Records provided START

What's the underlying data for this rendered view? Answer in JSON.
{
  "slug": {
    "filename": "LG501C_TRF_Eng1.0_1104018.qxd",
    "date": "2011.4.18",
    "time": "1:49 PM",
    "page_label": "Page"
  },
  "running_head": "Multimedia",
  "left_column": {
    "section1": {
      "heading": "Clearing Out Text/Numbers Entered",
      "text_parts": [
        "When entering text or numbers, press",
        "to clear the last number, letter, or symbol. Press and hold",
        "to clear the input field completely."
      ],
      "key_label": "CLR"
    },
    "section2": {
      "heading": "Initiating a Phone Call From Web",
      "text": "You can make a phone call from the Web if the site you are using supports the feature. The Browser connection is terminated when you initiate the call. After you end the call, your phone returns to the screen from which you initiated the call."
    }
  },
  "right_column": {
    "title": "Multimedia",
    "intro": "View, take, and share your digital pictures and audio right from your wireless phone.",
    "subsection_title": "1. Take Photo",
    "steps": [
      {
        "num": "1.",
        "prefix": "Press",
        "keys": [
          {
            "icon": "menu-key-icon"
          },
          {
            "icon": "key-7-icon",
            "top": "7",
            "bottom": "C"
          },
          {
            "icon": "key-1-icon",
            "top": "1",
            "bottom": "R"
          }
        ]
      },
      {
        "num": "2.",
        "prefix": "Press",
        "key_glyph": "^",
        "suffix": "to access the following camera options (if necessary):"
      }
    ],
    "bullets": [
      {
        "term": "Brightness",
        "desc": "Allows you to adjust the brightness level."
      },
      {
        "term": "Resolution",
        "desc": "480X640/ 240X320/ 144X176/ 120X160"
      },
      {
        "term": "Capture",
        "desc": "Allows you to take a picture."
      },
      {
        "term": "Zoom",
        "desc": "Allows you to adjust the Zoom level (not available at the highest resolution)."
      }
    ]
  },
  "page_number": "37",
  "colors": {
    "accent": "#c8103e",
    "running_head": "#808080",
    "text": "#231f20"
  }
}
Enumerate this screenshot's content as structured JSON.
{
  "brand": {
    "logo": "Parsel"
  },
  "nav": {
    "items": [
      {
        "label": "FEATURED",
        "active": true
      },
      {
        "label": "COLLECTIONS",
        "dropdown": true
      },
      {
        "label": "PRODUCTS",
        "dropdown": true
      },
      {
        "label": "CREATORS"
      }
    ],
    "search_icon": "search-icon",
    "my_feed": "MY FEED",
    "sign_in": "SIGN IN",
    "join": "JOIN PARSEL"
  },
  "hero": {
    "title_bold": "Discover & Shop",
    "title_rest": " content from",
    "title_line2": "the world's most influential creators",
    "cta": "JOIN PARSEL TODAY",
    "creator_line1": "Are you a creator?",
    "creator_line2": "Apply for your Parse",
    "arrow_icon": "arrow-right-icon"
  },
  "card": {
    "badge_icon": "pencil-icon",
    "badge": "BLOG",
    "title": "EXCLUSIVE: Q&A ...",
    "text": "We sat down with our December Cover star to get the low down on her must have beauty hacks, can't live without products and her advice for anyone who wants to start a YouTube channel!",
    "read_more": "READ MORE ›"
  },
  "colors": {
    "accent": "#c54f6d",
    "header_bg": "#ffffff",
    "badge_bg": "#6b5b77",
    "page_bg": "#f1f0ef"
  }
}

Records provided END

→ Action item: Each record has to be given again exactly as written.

→ Task output:
What's the underlying data for this rendered view? Answer in JSON.
{
  "slug": {
    "filename": "LG501C_TRF_Eng1.0_1104018.qxd",
    "date": "2011.4.18",
    "time": "1:49 PM",
    "page_label": "Page"
  },
  "running_head": "Multimedia",
  "left_column": {
    "section1": {
      "heading": "Clearing Out Text/Numbers Entered",
      "text_parts": [
        "When entering text or numbers, press",
        "to clear the last number, letter, or symbol. Press and hold",
        "to clear the input field completely."
      ],
      "key_label": "CLR"
    },
    "section2": {
      "heading": "Initiating a Phone Call From Web",
      "text": "You can make a phone call from the Web if the site you are using supports the feature. The Browser connection is terminated when you initiate the call. After you end the call, your phone returns to the screen from which you initiated the call."
    }
  },
  "right_column": {
    "title": "Multimedia",
    "intro": "View, take, and share your digital pictures and audio right from your wireless phone.",
    "subsection_title": "1. Take Photo",
    "steps": [
      {
        "num": "1.",
        "prefix": "Press",
        "keys": [
          {
            "icon": "menu-key-icon"
          },
          {
            "icon": "key-7-icon",
            "top": "7",
            "bottom": "C"
          },
          {
            "icon": "key-1-icon",
            "top": "1",
            "bottom": "R"
          }
        ]
      },
      {
        "num": "2.",
        "prefix": "Press",
        "key_glyph": "^",
        "suffix": "to access the following camera options (if necessary):"
      }
    ],
    "bullets": [
      {
        "term": "Brightness",
        "desc": "Allows you to adjust the brightness level."
      },
      {
        "term": "Resolution",
        "desc": "480X640/ 240X320/ 144X176/ 120X160"
      },
      {
        "term": "Capture",
        "desc": "Allows you to take a picture."
      },
      {
        "term": "Zoom",
        "desc": "Allows you to adjust the Zoom level (not available at the highest resolution)."
      }
    ]
  },
  "page_number": "37",
  "colors": {
    "accent": "#c8103e",
    "running_head": "#808080",
    "text": "#231f20"
  }
}
Enumerate this screenshot's content as structured JSON.
{
  "brand": {
    "logo": "Parsel"
  },
  "nav": {
    "items": [
      {
        "label": "FEATURED",
        "active": true
      },
      {
        "label": "COLLECTIONS",
        "dropdown": true
      },
      {
        "label": "PRODUCTS",
        "dropdown": true
      },
      {
        "label": "CREATORS"
      }
    ],
    "search_icon": "search-icon",
    "my_feed": "MY FEED",
    "sign_in": "SIGN IN",
    "join": "JOIN PARSEL"
  },
  "hero": {
    "title_bold": "Discover & Shop",
    "title_rest": " content from",
    "title_line2": "the world's most influential creators",
    "cta": "JOIN PARSEL TODAY",
    "creator_line1": "Are you a creator?",
    "creator_line2": "Apply for your Parse",
    "arrow_icon": "arrow-right-icon"
  },
  "card": {
    "badge_icon": "pencil-icon",
    "badge": "BLOG",
    "title": "EXCLUSIVE: Q&A ...",
    "text": "We sat down with our December Cover star to get the low down on her must have beauty hacks, can't live without products and her advice for anyone who wants to start a YouTube channel!",
    "read_more": "READ MORE ›"
  },
  "colors": {
    "accent": "#c54f6d",
    "header_bg": "#ffffff",
    "badge_bg": "#6b5b77",
    "page_bg": "#f1f0ef"
  }
}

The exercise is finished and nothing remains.